**** Supplied records
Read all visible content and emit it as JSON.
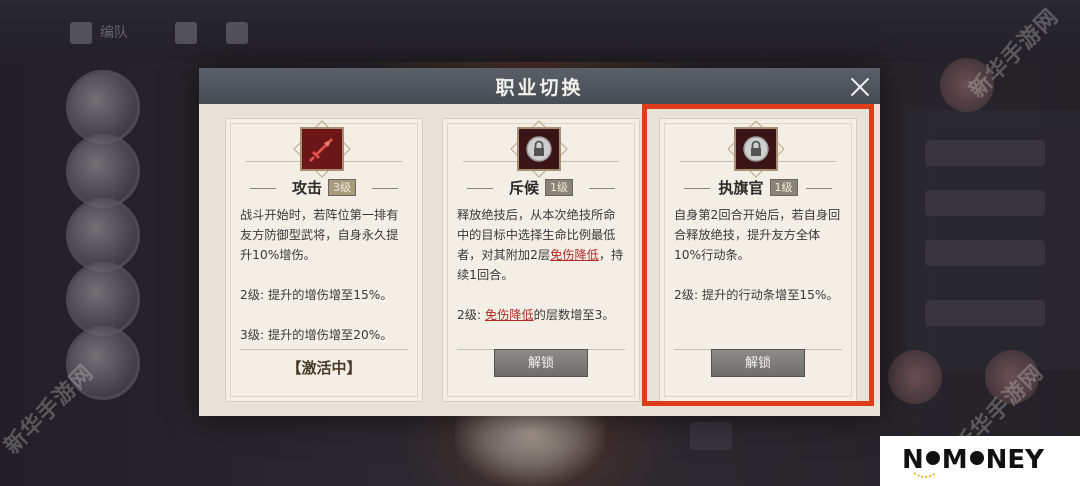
{
  "dialog": {
    "title": "职业切换",
    "cards": [
      {
        "name": "攻击",
        "level": "3级",
        "icon": "sword-icon",
        "desc": [
          "战斗开始时，若阵位第一排有友方防御型武将，自身永久提升10%增伤。",
          "2级: 提升的增伤增至15%。",
          "3级: 提升的增伤增至20%。"
        ],
        "status": "【激活中】"
      },
      {
        "name": "斥候",
        "level": "1级",
        "icon": "lock-icon",
        "desc_parts": {
          "p1_a": "释放绝技后，从本次绝技所命中的目标中选择生命比例最低者，对其附加2层",
          "p1_hl": "免伤降低",
          "p1_b": "，持续1回合。",
          "p2_a": "2级: ",
          "p2_hl": "免伤降低",
          "p2_b": "的层数增至3。"
        },
        "button": "解锁"
      },
      {
        "name": "执旗官",
        "level": "1级",
        "icon": "lock-icon",
        "desc": [
          "自身第2回合开始后，若自身回合释放绝技，提升友方全体10%行动条。",
          "2级: 提升的行动条增至15%。"
        ],
        "button": "解锁"
      }
    ]
  },
  "background": {
    "topbar_label": "编队"
  },
  "watermark": "新华手游网",
  "logo": "NOMONEY",
  "colors": {
    "highlight_frame": "#dd3d1b",
    "keyword": "#b52a25",
    "header": "#4f535a"
  }
}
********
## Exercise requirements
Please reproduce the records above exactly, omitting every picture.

## Written solution
Read all visible content and emit it as JSON.
{
  "dialog": {
    "title": "职业切换",
    "cards": [
      {
        "name": "攻击",
        "level": "3级",
        "icon": "sword-icon",
        "desc": [
          "战斗开始时，若阵位第一排有友方防御型武将，自身永久提升10%增伤。",
          "2级: 提升的增伤增至15%。",
          "3级: 提升的增伤增至20%。"
        ],
        "status": "【激活中】"
      },
      {
        "name": "斥候",
        "level": "1级",
        "icon": "lock-icon",
        "desc_parts": {
          "p1_a": "释放绝技后，从本次绝技所命中的目标中选择生命比例最低者，对其附加2层",
          "p1_hl": "免伤降低",
          "p1_b": "，持续1回合。",
          "p2_a": "2级: ",
          "p2_hl": "免伤降低",
          "p2_b": "的层数增至3。"
        },
        "button": "解锁"
      },
      {
        "name": "执旗官",
        "level": "1级",
        "icon": "lock-icon",
        "desc": [
          "自身第2回合开始后，若自身回合释放绝技，提升友方全体10%行动条。",
          "2级: 提升的行动条增至15%。"
        ],
        "button": "解锁"
      }
    ]
  },
  "background": {
    "topbar_label": "编队"
  },
  "watermark": "新华手游网",
  "logo": "NOMONEY",
  "colors": {
    "highlight_frame": "#dd3d1b",
    "keyword": "#b52a25",
    "header": "#4f535a"
  }
}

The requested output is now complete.